By James Maher
Name: Michael “Mikey” Cole, Pete Rosado
Occupation: Owner and Head Chef, Operations Manager and Sous Chef, Mikey Likes It Ice Cream
Location: 199 Avenue A (Between 12th and 13th)
Time: 1:30 pm on Wednesday, Sept. 17
I had a sneaker store a couple years ago with a kid who caught the Barry Bonds baseball. It was ahead of its time. It was called Soul Food NYC on the west side of Tribeca. It was a sneaker store that looked like a restaurant. People would come in the store and ask what time is lunch being served. So then I started serving food. I’d make cornbread and ice tea and people would come in and grab that during the summer. Then I made candied yams ice cream and people came in and were like, ‘Yo, my man, these sneakers are okay, but this damn ice cream you got right here, you need to put this in pints.’
When the store closed my mom was sick for like a year and I would take care of her every day. I started to realize that I wasn’t living the right life at the time. I used to sell weed as a kid, so I never had a full-time job. I was trying to figure things out. Let me just turn over a new leaf and do something right.

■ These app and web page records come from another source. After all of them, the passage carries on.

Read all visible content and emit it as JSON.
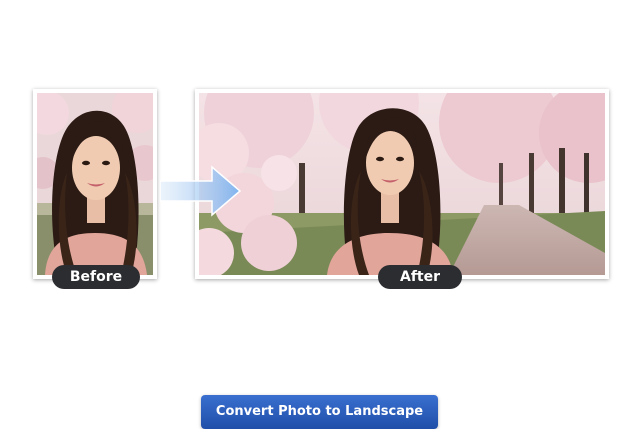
{
  "comparison": {
    "before_label": "Before",
    "after_label": "After"
  },
  "action": {
    "convert_label": "Convert Photo to Landscape"
  },
  "icons": {
    "transition": "right-arrow-icon"
  },
  "colors": {
    "label_bg": "#2c2d31",
    "button_bg": "#2a5cc0",
    "arrow": "#7fb4ef"
  }
}
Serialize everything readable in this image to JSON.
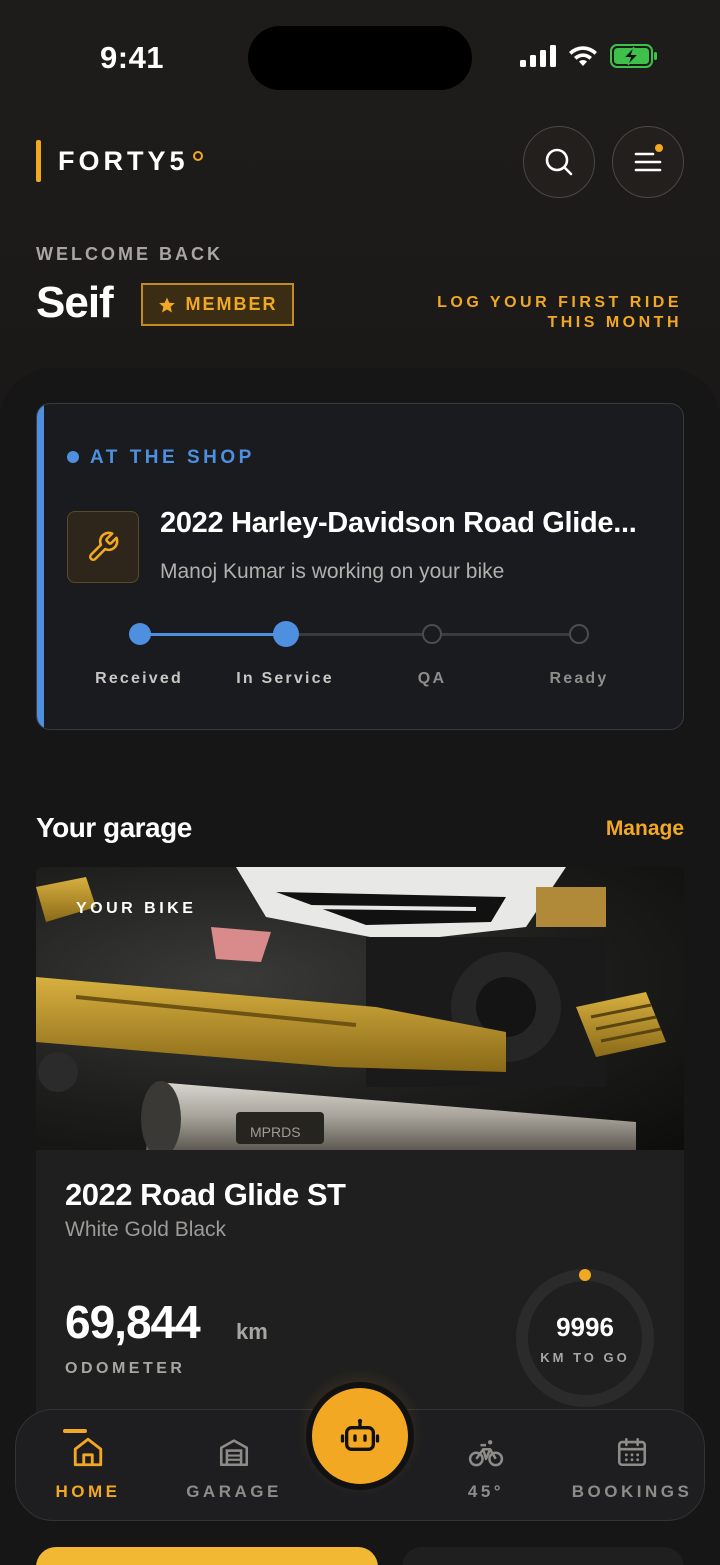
{
  "status_bar": {
    "time": "9:41"
  },
  "header": {
    "brand": "FORTY5",
    "welcome": "WELCOME BACK",
    "user_name": "Seif",
    "member_badge": "MEMBER",
    "ride_prompt_line1": "LOG YOUR FIRST RIDE",
    "ride_prompt_line2": "THIS MONTH",
    "search_icon": "search-icon",
    "menu_icon": "menu-icon"
  },
  "shop_card": {
    "label": "AT THE SHOP",
    "title": "2022 Harley-Davidson Road Glide...",
    "subtitle": "Manoj Kumar is working on your bike",
    "icon": "wrench-icon",
    "steps": [
      "Received",
      "In Service",
      "QA",
      "Ready"
    ],
    "current_step": 2
  },
  "garage": {
    "title": "Your garage",
    "manage": "Manage",
    "bike": {
      "badge": "YOUR BIKE",
      "name": "2022 Road Glide ST",
      "colorway": "White Gold Black",
      "odometer_value": "69,844",
      "odometer_unit": "km",
      "odometer_label": "ODOMETER",
      "service_remaining": "9996",
      "service_remaining_label": "KM TO GO",
      "service_progress": 0.0004
    }
  },
  "nav": {
    "items": [
      {
        "label": "HOME",
        "icon": "home-icon",
        "active": true
      },
      {
        "label": "GARAGE",
        "icon": "garage-icon",
        "active": false
      },
      {
        "label": "45°",
        "icon": "bicycle-icon",
        "active": false
      },
      {
        "label": "BOOKINGS",
        "icon": "calendar-icon",
        "active": false
      }
    ],
    "center_action_icon": "robot-icon"
  },
  "colors": {
    "accent": "#f2a822",
    "shop_blue": "#4e8fe0",
    "background": "#161616"
  }
}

So you know what, ice cream it is. My dad was like, ‘Ice cream?’ I was like, ‘Trust me dad, ice cream.’ So my father said, ‘If you really feel like that’s what it is and you promise you’re not going to get locked up, ice cream it is. Let’s do it.’
This was about two summers ago. I got my cart off of selling these buckets of ice creams on 14th and 1st. I’d be just like this with a pair of shorts on, all day. No one’s buying ice cream from a kid standing on the corner. It was crazy but I would not go home until it was gone. Then it came to the point where people would see me at the bus stop or I’d be going somewhere and people would be like, ‘There’s the kid that sells ice cream on 14th Street.’
I was also learning from somebody else at the time. That person owned their own ice cream company downtown and they told me they couldn’t help me anymore. So a friend of mine who owns a bakery in Brooklyn where I get all my stuff from said, ‘You’re going to learn to make ice cream yourself. You’re going to put your own spirit into it.’ He closed his bakery at 9 at night and I would come and watch him bake for like 2-3 hours and I’d make ice cream.
I was actually in a competition for writing business plans. [I won $100,000] but they didn’t give me the earnings. So that set me back. From that day on I got depressed for like two weeks and I ended up going to a training called Landmark Forum and that taught me to break through my fears. I got courage and I was connected to a guy who had a farm upstate through Landmark and he was like, ‘Mikey, if you believe in yourself, if you believe in your ability, people will help make it happen.’ I didn’t understand what the hell he was talking about, but from that day on, I decided to drop everything that I was doing as an extra-curricular activity, and I said I’m going to hone in on this ice cream until it gets somewhere.
Pete and I are buddies, so I called Pete to come to my house and I said, ‘You with me? It’s going to be hard but we’re going to break some barriers.’ So Pete came on board, and I started to teach him how to make ice cream. We’d be at my house for hours filling up the freezer with ice cream until my mom was like, ‘You gotta get that shit out of here.’ I had people coming to the apartment buying ice cream. It was crazy.
But Landmark was telling me to keep fighting no matter what. So when I thought I was getting money from the school I started talking to the landlord about the space here. It was originally a print shop called Milo’s Printing. When it was taking a long time, the landlord said he couldn’t wait any longer. I had some money saved up and I gave it to him to hold the space for two weeks and someone else donated the money to me to get the rent. The guy from the farm came in and gave me $2,000 to paint the place and do what I had to do.
Right now all the ice cream is made right here. Now what I decided was, through the farm we’re going to expand and take it for real. So I have a building on this 32-acre farm — this breathing space it’s called. They’re breathing life into my business. They gave me the building and the whole bottom of this building. We gutted it, we painted it, did everything to it, and now we’re putting a ‘Mikey Likes It’ sign on it. There are two one-bedroom apartments on the top, so I’m able to go up there and make ice cream for three or four days. Now I’m saving up to get a bigger machine.
What makes us different is that we use fresh [ingredients]. As a child we associated mint ice cream with green dye number 5, peppermint extract and chocolate chips. We didn’t want that, so we fresh pressed mint ourselves. Pete cooks as well and Pete having a Puerto Rican background, it gives me something different to land on. It’s good that we have two different palates. Pete tries to control me, he’s like, 'Stop doing that' [trying new flavors]. I’ve got like ADHD. Me, I just want to make everything.
Read Part 1 here.
James Maher is a fine art and studio photographer based in the East Village. Find his website here.